:: Task ::
Which lines of the records contain "Work"? Collect every one of them.

Dataset rows for apps and sites
#####

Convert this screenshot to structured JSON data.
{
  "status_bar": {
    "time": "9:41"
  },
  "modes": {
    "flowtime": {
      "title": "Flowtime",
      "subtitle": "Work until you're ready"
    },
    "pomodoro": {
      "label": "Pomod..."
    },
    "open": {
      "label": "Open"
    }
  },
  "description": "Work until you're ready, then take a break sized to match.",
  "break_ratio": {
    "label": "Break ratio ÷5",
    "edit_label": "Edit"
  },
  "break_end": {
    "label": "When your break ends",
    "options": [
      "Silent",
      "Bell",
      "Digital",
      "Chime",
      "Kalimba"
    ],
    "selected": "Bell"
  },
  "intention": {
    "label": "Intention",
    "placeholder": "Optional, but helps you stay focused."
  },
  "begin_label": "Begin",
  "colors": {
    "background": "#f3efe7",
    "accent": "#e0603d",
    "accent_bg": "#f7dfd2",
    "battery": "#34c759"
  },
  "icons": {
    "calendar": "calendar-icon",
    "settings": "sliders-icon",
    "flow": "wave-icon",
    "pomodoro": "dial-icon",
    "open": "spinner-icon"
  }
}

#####

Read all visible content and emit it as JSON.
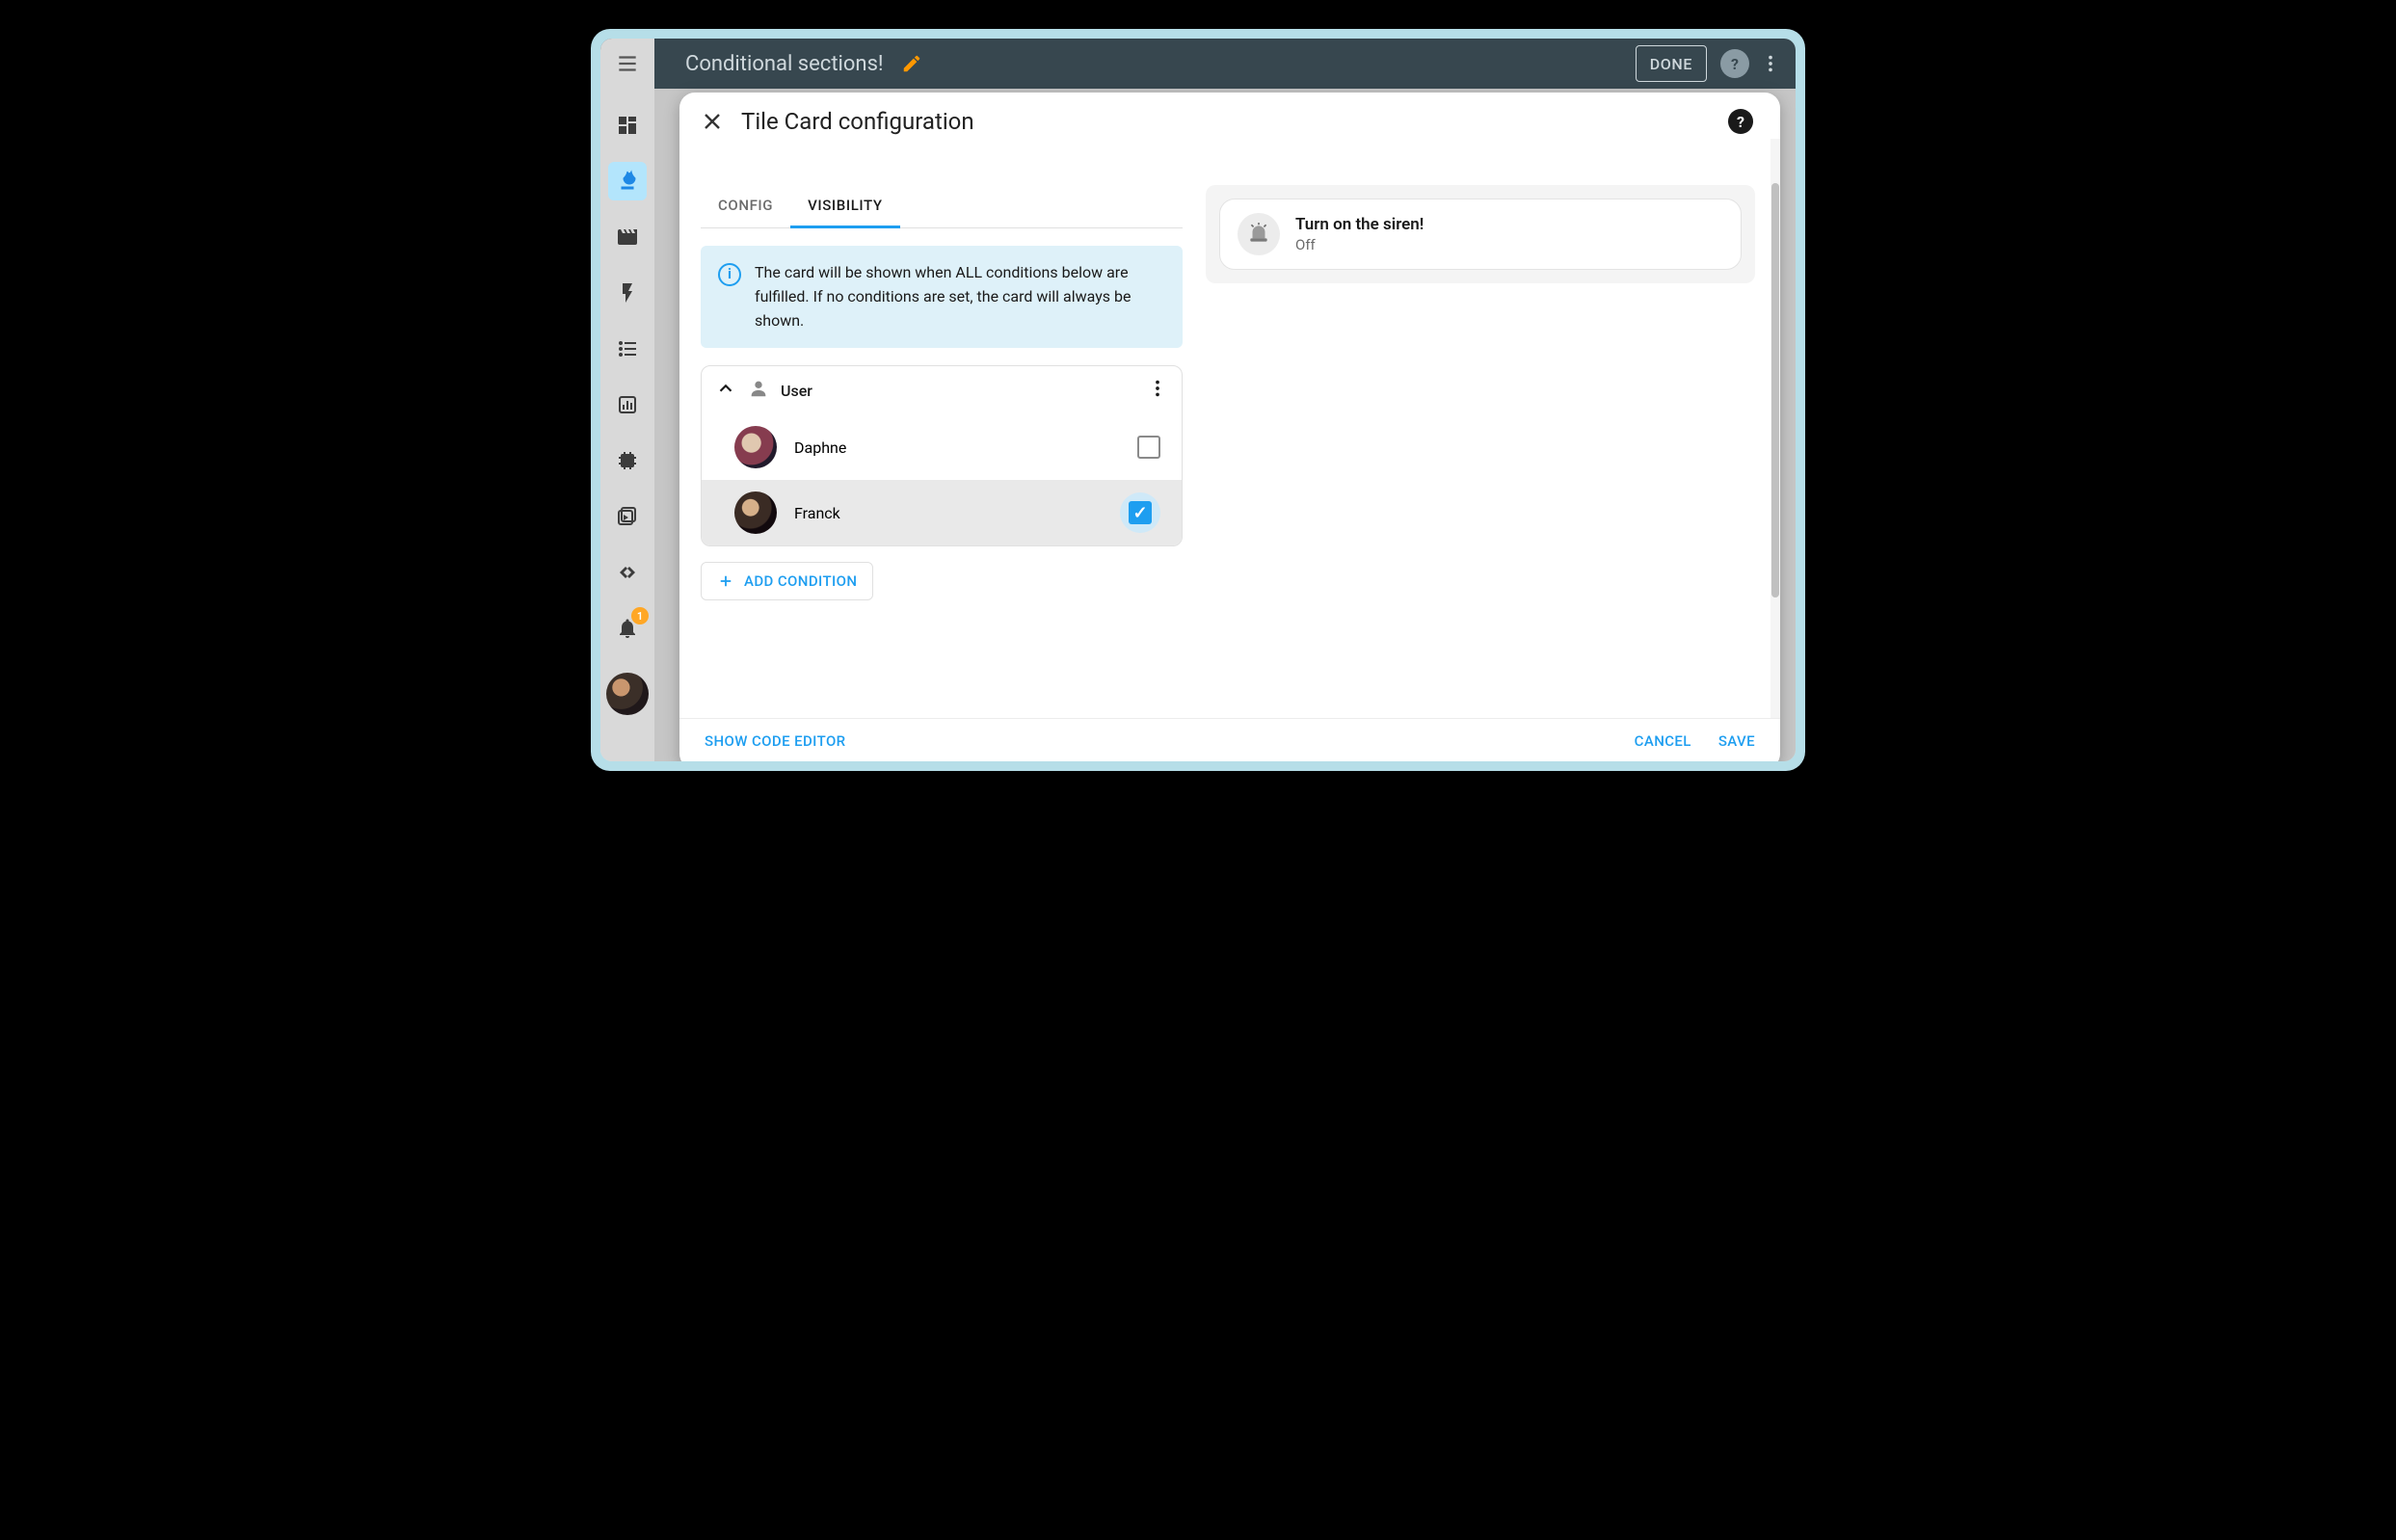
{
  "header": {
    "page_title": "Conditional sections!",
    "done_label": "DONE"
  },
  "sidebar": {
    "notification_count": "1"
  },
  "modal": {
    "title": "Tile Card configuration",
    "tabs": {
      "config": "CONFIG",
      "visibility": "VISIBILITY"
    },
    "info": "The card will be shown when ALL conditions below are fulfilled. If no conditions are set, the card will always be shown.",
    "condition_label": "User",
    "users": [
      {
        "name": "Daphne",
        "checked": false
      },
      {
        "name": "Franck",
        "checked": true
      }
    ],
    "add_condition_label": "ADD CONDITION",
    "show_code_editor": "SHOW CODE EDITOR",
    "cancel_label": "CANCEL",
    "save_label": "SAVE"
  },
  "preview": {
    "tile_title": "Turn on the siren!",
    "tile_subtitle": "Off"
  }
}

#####

:: Result ::
      "subtitle": "Work until you're ready"
  "description": "Work until you're ready, then take a break sized to match.",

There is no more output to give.